# WHAT YOU ARE ASKED TO DO:
Copy every line from the records that holds the word "Bilaga".

# INFORMATION SHOWN:
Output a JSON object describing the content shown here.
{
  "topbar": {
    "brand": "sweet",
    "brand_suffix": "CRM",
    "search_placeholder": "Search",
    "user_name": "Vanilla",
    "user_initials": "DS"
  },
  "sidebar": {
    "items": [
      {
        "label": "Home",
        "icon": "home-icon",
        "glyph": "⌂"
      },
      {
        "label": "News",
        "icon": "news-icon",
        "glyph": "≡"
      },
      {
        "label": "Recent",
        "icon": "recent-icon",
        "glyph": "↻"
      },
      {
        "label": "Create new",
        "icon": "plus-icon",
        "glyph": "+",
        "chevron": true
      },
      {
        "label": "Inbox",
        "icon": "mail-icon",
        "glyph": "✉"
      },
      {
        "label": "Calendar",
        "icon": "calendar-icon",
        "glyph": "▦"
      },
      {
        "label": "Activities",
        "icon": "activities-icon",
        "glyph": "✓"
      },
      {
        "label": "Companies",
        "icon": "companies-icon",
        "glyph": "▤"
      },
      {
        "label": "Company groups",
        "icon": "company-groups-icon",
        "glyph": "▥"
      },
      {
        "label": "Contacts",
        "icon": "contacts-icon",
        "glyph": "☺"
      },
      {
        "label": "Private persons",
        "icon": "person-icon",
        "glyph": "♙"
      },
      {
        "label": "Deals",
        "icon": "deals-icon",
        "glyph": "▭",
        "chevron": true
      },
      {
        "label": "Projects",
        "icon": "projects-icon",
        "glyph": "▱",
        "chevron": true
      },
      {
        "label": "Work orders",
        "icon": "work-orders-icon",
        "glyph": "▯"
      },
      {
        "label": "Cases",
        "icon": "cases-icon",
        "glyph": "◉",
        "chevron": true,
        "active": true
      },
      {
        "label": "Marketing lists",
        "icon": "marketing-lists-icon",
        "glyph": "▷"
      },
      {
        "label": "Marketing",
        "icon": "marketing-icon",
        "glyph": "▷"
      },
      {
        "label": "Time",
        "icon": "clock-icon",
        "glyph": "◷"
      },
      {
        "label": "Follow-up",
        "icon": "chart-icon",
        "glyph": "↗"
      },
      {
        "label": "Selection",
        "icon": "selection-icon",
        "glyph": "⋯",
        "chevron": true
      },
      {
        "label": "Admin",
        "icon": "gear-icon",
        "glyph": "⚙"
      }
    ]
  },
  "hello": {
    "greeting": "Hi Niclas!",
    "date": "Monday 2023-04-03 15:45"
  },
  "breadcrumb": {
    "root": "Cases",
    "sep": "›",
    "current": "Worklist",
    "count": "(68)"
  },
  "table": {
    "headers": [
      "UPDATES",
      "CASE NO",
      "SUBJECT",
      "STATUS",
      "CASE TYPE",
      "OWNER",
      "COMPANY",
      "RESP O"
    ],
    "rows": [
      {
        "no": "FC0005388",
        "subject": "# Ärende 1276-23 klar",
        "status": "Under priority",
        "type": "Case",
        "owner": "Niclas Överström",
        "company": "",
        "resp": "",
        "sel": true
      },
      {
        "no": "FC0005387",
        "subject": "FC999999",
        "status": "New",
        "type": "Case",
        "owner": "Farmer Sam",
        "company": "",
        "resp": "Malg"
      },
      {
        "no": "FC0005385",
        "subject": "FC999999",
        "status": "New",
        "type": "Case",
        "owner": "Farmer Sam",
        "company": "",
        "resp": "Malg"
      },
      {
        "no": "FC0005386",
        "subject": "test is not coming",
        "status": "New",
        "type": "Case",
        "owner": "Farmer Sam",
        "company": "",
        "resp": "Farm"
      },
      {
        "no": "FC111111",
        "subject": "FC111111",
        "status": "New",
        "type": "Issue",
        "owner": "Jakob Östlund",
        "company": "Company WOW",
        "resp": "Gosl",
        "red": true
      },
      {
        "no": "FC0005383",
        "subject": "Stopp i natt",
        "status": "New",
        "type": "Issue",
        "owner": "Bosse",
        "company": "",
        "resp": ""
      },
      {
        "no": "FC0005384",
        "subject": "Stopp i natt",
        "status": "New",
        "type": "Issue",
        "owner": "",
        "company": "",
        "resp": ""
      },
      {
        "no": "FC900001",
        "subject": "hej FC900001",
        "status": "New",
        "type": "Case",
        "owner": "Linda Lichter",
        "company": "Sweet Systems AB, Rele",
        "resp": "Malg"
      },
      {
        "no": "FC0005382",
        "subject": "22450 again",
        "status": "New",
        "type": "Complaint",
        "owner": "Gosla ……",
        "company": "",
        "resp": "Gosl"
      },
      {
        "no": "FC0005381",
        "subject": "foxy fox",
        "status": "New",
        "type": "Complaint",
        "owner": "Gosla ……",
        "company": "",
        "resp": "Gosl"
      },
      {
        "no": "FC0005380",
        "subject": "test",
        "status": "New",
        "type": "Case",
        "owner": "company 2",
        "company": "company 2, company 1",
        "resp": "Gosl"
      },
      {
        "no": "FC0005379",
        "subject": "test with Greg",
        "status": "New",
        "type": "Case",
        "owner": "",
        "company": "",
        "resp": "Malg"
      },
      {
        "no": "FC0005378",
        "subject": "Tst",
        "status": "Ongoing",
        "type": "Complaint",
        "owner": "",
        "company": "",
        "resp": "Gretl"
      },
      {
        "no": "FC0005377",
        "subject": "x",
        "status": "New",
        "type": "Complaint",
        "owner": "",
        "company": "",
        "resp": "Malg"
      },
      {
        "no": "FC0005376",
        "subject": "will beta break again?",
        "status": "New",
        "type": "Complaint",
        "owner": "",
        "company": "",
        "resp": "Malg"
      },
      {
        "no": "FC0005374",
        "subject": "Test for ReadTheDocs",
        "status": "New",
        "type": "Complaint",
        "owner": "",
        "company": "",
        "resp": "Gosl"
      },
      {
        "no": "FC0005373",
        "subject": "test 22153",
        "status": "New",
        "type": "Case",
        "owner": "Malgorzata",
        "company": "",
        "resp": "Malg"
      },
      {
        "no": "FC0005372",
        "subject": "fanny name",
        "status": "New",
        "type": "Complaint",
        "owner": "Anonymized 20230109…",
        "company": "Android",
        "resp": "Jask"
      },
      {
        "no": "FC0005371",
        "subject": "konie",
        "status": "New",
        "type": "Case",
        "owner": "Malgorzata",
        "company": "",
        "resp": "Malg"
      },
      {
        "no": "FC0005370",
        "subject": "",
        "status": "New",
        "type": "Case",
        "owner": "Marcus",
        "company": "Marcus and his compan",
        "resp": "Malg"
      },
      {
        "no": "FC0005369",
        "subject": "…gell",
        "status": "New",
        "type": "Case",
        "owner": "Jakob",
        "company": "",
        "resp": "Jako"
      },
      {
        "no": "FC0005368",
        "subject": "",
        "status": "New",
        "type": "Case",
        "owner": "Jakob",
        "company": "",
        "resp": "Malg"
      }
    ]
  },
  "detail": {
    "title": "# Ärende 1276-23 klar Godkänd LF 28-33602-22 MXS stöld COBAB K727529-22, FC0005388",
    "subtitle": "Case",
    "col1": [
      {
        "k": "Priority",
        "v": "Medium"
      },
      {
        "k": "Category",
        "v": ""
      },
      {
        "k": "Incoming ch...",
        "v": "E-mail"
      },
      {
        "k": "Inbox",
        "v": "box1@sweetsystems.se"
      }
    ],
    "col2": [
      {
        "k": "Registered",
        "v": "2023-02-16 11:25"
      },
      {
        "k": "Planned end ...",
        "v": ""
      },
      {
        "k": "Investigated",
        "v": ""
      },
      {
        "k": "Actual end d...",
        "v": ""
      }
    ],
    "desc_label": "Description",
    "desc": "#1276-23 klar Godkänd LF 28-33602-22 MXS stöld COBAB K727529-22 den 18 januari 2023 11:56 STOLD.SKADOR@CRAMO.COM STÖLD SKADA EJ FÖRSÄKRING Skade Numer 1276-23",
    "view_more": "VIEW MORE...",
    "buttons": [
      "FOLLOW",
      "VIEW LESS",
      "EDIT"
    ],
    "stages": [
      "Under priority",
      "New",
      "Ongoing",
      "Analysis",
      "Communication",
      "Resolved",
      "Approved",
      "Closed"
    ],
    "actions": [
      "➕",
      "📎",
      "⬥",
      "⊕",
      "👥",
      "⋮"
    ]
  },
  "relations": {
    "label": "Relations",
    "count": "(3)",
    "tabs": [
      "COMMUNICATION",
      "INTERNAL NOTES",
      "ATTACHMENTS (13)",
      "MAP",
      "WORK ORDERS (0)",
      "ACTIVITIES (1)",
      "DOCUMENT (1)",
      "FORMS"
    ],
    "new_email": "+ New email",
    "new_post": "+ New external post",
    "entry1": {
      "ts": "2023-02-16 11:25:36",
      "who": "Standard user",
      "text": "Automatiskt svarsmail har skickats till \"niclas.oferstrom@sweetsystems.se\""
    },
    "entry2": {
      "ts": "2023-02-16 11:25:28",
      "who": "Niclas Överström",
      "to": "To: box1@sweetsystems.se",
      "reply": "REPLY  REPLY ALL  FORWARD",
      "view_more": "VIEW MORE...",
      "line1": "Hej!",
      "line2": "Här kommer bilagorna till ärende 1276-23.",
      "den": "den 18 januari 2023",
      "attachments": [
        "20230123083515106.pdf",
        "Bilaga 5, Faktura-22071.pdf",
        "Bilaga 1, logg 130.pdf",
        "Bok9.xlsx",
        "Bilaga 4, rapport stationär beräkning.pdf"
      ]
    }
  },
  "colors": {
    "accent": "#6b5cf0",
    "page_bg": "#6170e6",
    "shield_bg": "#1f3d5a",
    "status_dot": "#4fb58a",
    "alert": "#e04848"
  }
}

# EXERCISE OUTPUT:
        "Bilaga 5, Faktura-22071.pdf",
        "Bilaga 1, logg 130.pdf",
        "Bilaga 4, rapport stationär beräkning.pdf"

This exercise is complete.